In theory, the advantage to Home Cinema mode is that it boosts contrast incrementally. The official specification claims contrast of 2000:1 in Home Cinema mode, and 1000:1 in all other modes in which the iris is not closed down. Contrast is in fact increased somewhat in Home Cinema mode, but ONLY in a pitch dark room and only at the cost of a radical reduction in light output. Once you introduce ambient light into the viewing space, the improvement in contrast is neutralized, and you will be better off operating in any of the modes for which the iris is open. For our taste, the Home Cinema mode lacks sufficient contrast to make up for the loss in lumen output. In practical terms it is too dim for anything above a 100" diagonal screen. On the other hand, we'd certainly use it if we had a dark room and our desired screen size was in the range of 90". But two of the great benefits of the SX60 are super high resolution and higher light output-both of which cry out for a BIG image, or at least certainly bigger than 90" to 100".

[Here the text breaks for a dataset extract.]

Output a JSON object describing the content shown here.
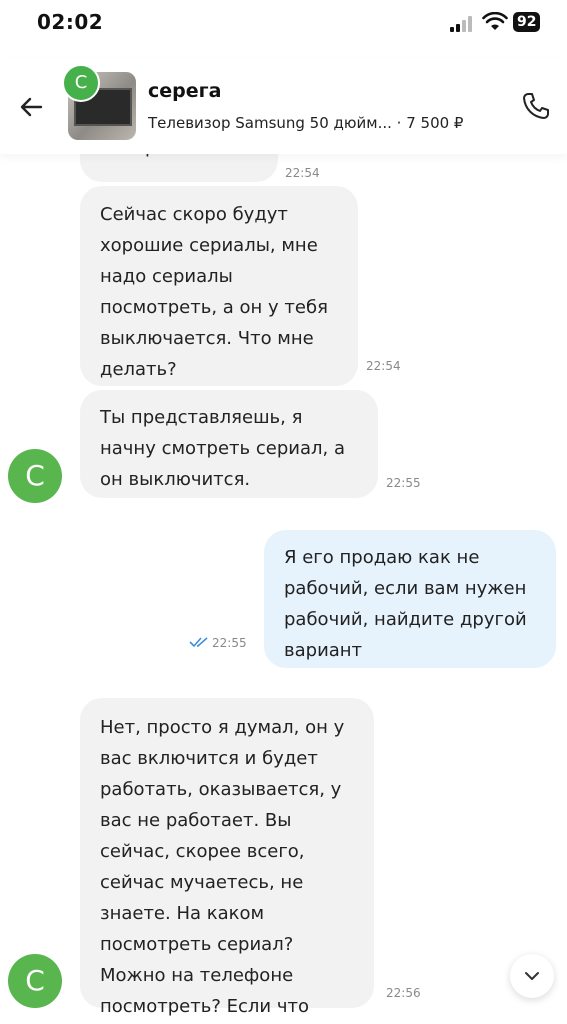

The exciting news is that you don't need to use Home Cinema mode to get great results from the SX60. The screen shots below show the SX60's performance on a 120" diagonal screen after our recalibration of one of the higher light output modes. In this case, the screen is the Stewart Studiotek 130. This is a low gain white screen, so the projector is getting no incremental black level assistance from the screen.
Humphrey Bogart, TO HAVE AND HAVE NOT, 1945
Clark Gable, Vivien Leigh, GONE WITH THE WIND, 1939
Sidney Greenstreet, Humphrey Bogart, CASABLANCA, 1942
You must use your imagination here-the images above look beautifully dramatic on a ten-foot diagonal screen. They lose much of their dramatic impact when viewed in tiny screen shots on your computer monitor, just as they lose some of their impact when placed in the middle of a 16:9 screen with black sidebars.